# [Input records]
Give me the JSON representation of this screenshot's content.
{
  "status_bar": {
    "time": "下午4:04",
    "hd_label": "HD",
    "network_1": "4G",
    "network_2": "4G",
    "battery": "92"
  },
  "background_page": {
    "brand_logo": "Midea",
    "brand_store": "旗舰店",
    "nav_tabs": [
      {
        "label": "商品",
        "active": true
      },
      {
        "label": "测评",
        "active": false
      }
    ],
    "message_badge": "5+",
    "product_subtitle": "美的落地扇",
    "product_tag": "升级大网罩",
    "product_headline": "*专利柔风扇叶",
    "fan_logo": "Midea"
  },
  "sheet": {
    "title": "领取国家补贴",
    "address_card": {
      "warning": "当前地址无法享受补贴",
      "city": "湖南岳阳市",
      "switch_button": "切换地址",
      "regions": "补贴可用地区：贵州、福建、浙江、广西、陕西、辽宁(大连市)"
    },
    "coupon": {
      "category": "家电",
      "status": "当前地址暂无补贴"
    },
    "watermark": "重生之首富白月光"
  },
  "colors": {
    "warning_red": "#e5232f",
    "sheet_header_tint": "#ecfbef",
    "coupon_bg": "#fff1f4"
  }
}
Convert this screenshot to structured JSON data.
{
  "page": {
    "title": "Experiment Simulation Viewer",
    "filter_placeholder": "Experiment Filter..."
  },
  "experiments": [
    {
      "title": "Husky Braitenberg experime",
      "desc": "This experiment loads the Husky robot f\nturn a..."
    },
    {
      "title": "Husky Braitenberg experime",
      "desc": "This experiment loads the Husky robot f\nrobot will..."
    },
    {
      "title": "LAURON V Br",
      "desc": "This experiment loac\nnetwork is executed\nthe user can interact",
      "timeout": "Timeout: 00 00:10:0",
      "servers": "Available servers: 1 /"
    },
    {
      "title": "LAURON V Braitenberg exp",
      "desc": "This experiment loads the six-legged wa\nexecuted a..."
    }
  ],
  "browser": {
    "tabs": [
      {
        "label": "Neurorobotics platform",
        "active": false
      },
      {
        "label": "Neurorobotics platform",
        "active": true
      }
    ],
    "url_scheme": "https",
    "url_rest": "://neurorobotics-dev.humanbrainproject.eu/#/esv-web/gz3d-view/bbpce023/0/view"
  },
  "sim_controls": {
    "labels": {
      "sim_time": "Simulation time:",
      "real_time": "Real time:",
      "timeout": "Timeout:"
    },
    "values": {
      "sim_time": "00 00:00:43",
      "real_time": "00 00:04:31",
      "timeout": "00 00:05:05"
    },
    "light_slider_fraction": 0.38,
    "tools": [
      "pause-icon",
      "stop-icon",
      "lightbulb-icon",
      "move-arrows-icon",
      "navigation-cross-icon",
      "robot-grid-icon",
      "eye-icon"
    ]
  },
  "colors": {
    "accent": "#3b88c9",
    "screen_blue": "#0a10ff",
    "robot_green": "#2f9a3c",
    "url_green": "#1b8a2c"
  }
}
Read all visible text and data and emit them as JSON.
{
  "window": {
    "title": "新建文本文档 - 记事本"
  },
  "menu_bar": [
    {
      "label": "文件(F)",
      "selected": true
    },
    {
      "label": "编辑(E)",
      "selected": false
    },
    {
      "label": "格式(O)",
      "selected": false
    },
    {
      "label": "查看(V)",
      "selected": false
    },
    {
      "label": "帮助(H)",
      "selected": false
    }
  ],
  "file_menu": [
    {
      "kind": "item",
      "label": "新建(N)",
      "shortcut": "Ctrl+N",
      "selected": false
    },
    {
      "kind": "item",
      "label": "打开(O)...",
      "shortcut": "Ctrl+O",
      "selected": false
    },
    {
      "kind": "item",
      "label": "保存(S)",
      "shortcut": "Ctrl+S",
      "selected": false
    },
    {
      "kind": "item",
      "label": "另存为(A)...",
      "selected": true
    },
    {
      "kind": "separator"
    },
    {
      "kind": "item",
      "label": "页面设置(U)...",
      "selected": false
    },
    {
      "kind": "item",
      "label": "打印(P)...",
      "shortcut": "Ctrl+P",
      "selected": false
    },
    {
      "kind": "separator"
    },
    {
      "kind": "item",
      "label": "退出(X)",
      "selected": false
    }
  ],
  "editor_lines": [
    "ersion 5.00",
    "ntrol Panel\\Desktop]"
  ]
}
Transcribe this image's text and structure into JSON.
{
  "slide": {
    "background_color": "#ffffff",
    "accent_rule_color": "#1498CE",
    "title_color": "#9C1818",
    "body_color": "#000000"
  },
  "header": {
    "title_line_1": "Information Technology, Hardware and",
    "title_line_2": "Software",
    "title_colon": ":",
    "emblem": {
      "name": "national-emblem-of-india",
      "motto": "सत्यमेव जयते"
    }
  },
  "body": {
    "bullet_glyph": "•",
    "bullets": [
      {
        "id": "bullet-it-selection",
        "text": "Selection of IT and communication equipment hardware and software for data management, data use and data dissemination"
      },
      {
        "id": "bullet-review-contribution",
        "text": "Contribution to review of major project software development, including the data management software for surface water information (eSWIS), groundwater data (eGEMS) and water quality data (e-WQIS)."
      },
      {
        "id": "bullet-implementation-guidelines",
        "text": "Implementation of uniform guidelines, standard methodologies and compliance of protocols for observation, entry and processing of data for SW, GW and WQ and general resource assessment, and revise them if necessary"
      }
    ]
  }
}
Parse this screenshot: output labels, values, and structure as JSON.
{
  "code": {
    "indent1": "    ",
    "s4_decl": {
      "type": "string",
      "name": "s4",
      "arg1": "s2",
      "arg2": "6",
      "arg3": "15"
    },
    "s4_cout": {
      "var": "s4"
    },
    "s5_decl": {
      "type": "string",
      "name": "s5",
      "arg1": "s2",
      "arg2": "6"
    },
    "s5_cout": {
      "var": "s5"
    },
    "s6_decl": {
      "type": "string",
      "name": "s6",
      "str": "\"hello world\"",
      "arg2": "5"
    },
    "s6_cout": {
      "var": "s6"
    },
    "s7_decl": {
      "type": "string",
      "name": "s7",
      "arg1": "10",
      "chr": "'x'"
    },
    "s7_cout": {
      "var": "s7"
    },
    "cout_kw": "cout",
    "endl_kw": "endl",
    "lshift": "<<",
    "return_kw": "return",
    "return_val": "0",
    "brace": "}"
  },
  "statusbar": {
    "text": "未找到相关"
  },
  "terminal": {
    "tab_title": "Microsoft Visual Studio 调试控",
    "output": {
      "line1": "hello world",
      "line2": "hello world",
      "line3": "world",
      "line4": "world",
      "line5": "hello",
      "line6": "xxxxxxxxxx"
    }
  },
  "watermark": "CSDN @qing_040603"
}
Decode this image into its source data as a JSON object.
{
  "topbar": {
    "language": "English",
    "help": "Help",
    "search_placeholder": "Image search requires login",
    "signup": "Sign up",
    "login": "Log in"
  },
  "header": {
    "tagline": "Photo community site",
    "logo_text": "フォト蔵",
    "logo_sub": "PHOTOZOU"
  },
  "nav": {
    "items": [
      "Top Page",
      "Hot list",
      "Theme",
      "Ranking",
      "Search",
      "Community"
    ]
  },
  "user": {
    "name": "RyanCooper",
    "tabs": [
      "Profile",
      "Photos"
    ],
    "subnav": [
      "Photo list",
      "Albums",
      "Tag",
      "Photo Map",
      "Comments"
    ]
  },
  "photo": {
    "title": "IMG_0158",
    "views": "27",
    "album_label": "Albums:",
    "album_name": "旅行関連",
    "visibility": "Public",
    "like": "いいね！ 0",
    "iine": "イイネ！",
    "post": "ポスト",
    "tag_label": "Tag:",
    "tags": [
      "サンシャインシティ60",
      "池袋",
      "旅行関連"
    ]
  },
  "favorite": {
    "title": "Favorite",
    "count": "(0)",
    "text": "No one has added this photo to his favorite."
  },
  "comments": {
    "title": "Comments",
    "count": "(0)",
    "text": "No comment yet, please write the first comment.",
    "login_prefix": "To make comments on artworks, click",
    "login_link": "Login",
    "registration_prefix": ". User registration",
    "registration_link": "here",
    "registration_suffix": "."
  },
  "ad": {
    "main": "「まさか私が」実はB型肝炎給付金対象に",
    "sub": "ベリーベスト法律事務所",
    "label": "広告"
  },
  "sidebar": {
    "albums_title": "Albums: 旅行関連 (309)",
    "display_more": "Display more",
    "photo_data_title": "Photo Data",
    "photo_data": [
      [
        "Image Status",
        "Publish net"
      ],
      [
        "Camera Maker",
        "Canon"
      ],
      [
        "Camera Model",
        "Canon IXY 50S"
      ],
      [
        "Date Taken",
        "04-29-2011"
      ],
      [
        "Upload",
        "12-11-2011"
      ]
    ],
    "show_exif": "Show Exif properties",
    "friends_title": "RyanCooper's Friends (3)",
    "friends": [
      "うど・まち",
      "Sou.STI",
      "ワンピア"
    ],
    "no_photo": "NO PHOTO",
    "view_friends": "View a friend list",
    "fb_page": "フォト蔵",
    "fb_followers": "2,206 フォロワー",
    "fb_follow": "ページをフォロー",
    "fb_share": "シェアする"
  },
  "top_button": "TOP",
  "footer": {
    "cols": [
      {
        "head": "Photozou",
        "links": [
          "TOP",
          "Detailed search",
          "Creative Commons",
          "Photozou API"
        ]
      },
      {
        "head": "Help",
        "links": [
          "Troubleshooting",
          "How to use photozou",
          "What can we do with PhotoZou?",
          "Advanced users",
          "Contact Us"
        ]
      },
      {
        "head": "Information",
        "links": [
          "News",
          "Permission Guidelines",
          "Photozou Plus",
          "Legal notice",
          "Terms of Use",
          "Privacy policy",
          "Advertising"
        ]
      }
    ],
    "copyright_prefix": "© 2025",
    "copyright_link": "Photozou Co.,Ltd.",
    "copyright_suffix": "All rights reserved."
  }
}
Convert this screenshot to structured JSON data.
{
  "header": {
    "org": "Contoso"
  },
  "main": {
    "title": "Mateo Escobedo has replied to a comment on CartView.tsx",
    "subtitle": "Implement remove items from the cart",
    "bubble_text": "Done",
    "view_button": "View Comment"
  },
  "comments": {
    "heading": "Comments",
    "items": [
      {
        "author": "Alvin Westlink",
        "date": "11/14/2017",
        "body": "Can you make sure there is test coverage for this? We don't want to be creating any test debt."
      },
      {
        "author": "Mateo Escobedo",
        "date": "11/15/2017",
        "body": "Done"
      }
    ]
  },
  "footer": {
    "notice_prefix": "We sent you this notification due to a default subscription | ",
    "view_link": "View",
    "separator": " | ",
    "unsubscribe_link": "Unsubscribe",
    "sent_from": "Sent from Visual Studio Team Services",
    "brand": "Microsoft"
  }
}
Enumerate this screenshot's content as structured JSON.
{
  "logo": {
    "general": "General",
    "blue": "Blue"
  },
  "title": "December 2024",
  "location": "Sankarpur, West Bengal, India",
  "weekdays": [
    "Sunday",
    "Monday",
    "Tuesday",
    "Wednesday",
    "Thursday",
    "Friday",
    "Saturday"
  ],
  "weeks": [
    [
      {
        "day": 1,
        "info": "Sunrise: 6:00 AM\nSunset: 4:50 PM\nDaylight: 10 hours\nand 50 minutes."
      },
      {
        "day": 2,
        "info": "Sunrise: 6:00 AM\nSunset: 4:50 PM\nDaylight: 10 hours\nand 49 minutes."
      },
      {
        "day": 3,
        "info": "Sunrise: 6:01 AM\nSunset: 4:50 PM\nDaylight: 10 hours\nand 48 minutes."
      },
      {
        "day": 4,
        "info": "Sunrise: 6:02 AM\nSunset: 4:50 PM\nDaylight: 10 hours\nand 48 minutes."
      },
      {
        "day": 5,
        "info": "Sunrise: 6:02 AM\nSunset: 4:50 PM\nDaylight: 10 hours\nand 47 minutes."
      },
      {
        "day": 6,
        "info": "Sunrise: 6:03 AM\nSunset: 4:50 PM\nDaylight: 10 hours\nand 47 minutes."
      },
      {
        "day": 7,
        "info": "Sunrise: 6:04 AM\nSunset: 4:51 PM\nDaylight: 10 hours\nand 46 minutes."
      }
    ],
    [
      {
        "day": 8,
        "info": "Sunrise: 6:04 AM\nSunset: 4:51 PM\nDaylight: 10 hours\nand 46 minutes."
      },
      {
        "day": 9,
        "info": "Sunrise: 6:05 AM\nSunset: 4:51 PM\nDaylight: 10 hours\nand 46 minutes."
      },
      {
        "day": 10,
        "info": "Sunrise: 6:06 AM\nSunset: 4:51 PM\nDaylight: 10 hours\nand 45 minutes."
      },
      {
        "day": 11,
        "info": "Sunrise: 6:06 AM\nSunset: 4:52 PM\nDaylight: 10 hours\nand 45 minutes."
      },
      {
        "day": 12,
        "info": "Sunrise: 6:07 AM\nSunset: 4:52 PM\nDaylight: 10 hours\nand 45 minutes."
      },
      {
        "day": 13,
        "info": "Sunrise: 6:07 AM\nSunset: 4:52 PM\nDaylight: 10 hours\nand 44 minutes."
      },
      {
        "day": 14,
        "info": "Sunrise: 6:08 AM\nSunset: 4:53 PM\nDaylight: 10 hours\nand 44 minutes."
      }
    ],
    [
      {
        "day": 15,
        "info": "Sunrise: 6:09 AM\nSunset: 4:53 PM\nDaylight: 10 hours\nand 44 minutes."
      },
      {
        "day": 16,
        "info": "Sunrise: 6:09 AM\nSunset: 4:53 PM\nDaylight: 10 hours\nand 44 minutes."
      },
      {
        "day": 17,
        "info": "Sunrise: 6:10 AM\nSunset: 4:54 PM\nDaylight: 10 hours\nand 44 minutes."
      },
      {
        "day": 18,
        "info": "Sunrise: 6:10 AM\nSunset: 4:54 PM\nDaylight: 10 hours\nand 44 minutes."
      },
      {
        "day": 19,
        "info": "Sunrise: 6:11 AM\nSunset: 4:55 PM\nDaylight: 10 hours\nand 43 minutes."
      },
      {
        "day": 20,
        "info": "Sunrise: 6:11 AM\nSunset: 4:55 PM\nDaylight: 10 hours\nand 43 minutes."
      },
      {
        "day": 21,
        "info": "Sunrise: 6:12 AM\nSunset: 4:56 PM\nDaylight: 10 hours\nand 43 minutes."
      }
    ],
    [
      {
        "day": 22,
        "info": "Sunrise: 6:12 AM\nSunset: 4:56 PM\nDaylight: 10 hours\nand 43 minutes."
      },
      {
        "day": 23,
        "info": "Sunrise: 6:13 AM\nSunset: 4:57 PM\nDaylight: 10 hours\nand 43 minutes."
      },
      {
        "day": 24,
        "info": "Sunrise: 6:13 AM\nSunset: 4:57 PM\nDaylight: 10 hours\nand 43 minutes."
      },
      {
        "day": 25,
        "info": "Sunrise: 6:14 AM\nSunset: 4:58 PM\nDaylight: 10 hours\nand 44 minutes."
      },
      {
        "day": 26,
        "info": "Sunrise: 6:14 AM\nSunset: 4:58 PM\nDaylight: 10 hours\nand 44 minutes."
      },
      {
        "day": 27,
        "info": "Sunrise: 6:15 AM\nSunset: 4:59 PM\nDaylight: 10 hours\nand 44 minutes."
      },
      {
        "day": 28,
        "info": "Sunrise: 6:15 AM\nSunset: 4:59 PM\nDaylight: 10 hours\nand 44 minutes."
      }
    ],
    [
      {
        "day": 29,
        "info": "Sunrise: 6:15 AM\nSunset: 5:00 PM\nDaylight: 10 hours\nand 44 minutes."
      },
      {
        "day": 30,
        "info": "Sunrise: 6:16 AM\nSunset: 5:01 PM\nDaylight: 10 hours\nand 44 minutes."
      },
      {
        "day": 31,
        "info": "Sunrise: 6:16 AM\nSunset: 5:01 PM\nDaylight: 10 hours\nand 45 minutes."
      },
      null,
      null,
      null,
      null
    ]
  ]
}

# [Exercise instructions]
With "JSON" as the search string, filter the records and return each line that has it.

# [Final answer]
Give me the JSON representation of this screenshot's content.
Convert this screenshot to structured JSON data.
Read all visible text and data and emit them as JSON.
Transcribe this image's text and structure into JSON.
Parse this screenshot: output labels, values, and structure as JSON.
Decode this image into its source data as a JSON object.
Convert this screenshot to structured JSON data.
Enumerate this screenshot's content as structured JSON.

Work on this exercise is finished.